When it’s Little Man’s turn to take a book, he outrages the teacher by asking if he can get a cleaner copy. Miss Crocker accuses him of putting on airs, so Little Man takes his book and goes back to his seat. However, once he flips over the page and sees what’s written inside, he throws his book down and begins stomping on it. Cassie flips open her own copy and sees that there’s a record of who the book has been checked out to and what the condition of the book is. It turns out that the books are checked out to white children until the condition becomes “Very Poor,” at which point they’re given to black children, or “nigra” as it’s written in Cassie’s book.
Little Man’s reaction to the book shows that the Logans raise their children to take pride in who they are—it’s also the reason Cassie finds the term “nigra” offensive. Cassie also jumps to Little Man’s defense because he’s her younger brother and she wants to defend her family.
Cassie tries to explain to Miss Crocker that Little Man is upset because of the chart, but Miss Crocker remains unsympathetic. She just tells Cassie, “That’s what you are” when Cassie tells her about the “nigra” written in her book. Cassie rejects her book too, and she and Little Man both get whipped.
Cassie chooses to be punished with her little brother because she wants to stand up for him and for her own identity. However, Miss Crocker’s reaction to the term “nigra” just demonstrates how deeply the injustices have penetrated their society—even many of the black adults are upholding a structure that’s biased against them.
Cassie tries to tell her mother about the incident when class lets out, but Miss Crocker gets there first, and Cassie overhears their conversation. Mama doesn’t seem to be very upset at her children, however, which frustrates Miss Crocker. Mama then glues paper in the books to cover up the charts, telling Miss Crocker that maybe they shouldn’t just accept the way things are. Miss Crocker, however, disapproves of Mama and thinks of her as a radical. Mama glues paper over the charts in all the books in her seventh grade class.

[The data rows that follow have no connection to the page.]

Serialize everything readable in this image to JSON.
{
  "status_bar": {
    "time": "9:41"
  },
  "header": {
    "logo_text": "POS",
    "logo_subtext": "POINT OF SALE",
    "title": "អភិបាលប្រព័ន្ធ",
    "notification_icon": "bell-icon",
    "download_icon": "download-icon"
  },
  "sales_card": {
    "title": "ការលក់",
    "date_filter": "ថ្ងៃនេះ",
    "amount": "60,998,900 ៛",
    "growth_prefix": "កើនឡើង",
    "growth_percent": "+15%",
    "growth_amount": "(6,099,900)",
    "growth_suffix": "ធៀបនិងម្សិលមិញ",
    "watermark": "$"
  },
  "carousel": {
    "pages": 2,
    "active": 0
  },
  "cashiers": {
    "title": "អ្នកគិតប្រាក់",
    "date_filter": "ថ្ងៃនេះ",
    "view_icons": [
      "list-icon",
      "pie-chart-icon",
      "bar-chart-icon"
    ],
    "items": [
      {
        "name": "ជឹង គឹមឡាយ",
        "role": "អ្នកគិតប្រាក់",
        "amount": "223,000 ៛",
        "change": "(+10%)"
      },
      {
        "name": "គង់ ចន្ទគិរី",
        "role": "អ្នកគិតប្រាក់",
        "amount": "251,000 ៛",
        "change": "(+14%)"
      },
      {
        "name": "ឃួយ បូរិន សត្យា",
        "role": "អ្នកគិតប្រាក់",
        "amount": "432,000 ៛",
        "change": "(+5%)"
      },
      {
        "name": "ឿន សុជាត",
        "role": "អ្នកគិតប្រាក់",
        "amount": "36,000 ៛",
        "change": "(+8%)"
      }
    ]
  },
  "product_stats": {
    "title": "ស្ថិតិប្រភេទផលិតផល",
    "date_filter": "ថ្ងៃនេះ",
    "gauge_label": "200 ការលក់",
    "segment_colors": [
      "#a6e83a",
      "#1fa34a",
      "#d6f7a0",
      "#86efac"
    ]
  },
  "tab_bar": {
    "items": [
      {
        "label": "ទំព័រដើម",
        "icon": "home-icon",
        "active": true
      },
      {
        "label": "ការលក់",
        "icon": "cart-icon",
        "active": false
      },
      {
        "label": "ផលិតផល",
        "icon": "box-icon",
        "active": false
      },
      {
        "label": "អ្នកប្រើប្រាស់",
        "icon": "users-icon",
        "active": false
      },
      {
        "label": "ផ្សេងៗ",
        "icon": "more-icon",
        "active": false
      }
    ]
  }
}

Mama has her own quietly dignified way of dealing with racial injustices. She glues over the offensive panels in the books, even though Miss Crocker warns her that she’ll get in trouble for vandalizing school property. Though she doesn’t say so, it’s clear that Mama understands Cassie and Little Man’s reaction to the books.